Friday, 18 December 2015

Day 18: Buster Blizzard by Steve Wade

White. Everything was white.
The children collected what they needed from their mothers’ kitchens. Up they trooped to the top of the road that overlooked the valley. Here, beneath the shelter of the Hanging Tree, they got to work.
It was here, the previous Christmas, the father of one of the children had been found dead.
They compacted the soft snow into three parts. With these they formed his legs, his torso and his head. Two black olives they inserted as his eyes, for his mouth a half-moon of coffee beans, and for his nose, a carrot. His arms they fashioned from long twigs, on whose ends they put a pair of mittens. And lastly, upon his head they placed a ring of holly with red berries. This was Joshua’s idea. The youngest of the pals. It was Joshua’s father’s lifeless body that had been found hanging from the tree the previous Christmas. Buster Blizzard, the name they always gave him, was complete.
  Around their creation they danced and laughed until creeping darkness scared them and they ran home. All except Josh, who stayed with Buster Blizzard so the snowman wouldn’t be alone in the scary darkness. Besides, Josh’s mom was still in work, and he didn’t like being by himself since his daddy left them. He moved in close to the tree for shelter.
  Daylight, pure and bright, slunk off at the approach of her shadowy stalker the Night. The realization that the kingdom of Snowtopia would soon awake came to Buster Blizzard as a fuzzy feeling. The previous year, Snowtopia, like Buster Blizzard, had lain dormant.   
The snowman, the king of Snowtopia, trembled at the consequences of his absence. Without their yearly period of respite in Snowtopia, the world of mortals would have forgotten its humanity. And the birds and animals, too, would have been corrupted. Perhaps he was already too late. 
Silence, no sound save for the far-off whispering of a million tiny voices told the snowman king his loyal army was on its way.
From the skies they fell, a myriad of snowflakes. Into his ears they whispered confirmation of his fears. Mortal mothers and fathers, they told him, had neglected their parental duties. Instead of bonding with their children last Christmas, they’d abandoned them, left them with nannies and child-minders so that they were free to make merry in public houses.
The king lowered his head, his dark-eyed gaze locked to his own blue shadow. But he looked up quickly when a robin landed on his outstretched arm.
 “Ah, my little friend. Good to see you’re still thriving.”

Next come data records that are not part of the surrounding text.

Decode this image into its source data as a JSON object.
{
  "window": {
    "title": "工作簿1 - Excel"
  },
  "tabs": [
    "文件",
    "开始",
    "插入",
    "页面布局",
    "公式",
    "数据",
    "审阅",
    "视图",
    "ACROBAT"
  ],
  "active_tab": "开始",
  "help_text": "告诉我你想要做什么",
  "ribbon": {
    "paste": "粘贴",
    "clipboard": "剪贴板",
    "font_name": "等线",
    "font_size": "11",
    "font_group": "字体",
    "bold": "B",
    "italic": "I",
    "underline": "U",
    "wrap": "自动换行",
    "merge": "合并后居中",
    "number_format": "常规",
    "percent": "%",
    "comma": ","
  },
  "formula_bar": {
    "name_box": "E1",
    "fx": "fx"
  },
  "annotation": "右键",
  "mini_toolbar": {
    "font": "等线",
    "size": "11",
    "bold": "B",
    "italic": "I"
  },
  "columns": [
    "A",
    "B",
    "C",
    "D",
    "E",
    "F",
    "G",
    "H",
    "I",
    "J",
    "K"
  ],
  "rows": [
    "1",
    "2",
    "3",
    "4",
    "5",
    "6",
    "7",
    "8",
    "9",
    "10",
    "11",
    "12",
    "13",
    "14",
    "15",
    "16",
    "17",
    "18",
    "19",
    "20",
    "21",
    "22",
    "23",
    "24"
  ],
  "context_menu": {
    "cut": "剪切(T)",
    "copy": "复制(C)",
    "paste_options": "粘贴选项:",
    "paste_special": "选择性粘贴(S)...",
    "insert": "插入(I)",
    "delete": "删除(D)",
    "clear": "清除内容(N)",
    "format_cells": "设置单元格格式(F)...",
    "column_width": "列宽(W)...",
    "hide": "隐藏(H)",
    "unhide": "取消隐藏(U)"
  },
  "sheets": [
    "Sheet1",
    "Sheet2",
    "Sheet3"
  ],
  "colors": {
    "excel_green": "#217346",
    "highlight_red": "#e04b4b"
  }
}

About the author:

Steve Wade is a prize nominee for the PEN/O’Henry Award, 2011, and the Pushcart Prize, 2013. His fiction has won awards and been placed in prestigious writing competitions. His novel, ‘On Hikers’ Hill’ was awarded First Prize in the UK abook2read Literary Competition, December 2010 – the British lyricist sir Tim Rice was the top judge.

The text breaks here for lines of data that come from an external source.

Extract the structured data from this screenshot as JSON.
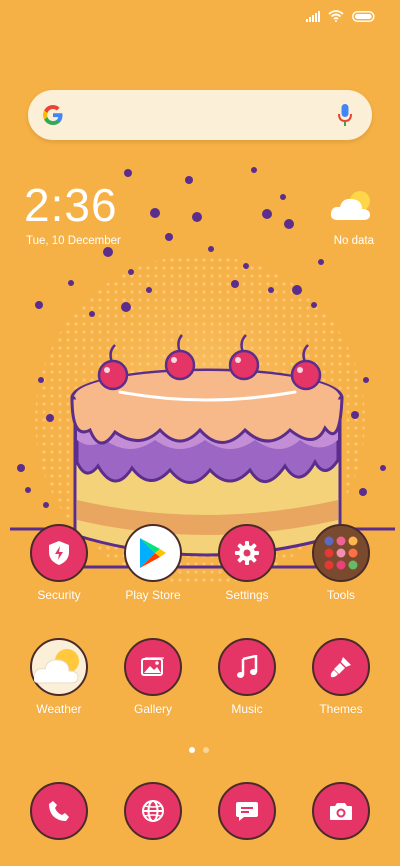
{
  "clock": {
    "time": "2:36",
    "date": "Tue, 10 December"
  },
  "weather_widget": {
    "status": "No data",
    "icon": "cloud-sun-icon"
  },
  "search": {
    "icon": "google-icon",
    "mic": "microphone-icon"
  },
  "apps_row1": [
    {
      "label": "Security",
      "icon": "shield-bolt-icon"
    },
    {
      "label": "Play Store",
      "icon": "play-store-icon"
    },
    {
      "label": "Settings",
      "icon": "gear-icon"
    },
    {
      "label": "Tools",
      "icon": "folder-icon"
    }
  ],
  "apps_row2": [
    {
      "label": "Weather",
      "icon": "weather-icon"
    },
    {
      "label": "Gallery",
      "icon": "gallery-icon"
    },
    {
      "label": "Music",
      "icon": "music-note-icon"
    },
    {
      "label": "Themes",
      "icon": "paintbrush-icon"
    }
  ],
  "dock": [
    {
      "icon": "phone-icon"
    },
    {
      "icon": "browser-icon"
    },
    {
      "icon": "messages-icon"
    },
    {
      "icon": "camera-icon"
    }
  ],
  "page_indicator": {
    "pages": 2,
    "current": 1
  },
  "colors": {
    "background": "#F6B146",
    "icon_bg": "#E43566",
    "outline": "#4A2B2A"
  }
}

Post a Comment

Search This Blog


Bridge House Publishing © 2010

Blogger Templates by Splashy Templates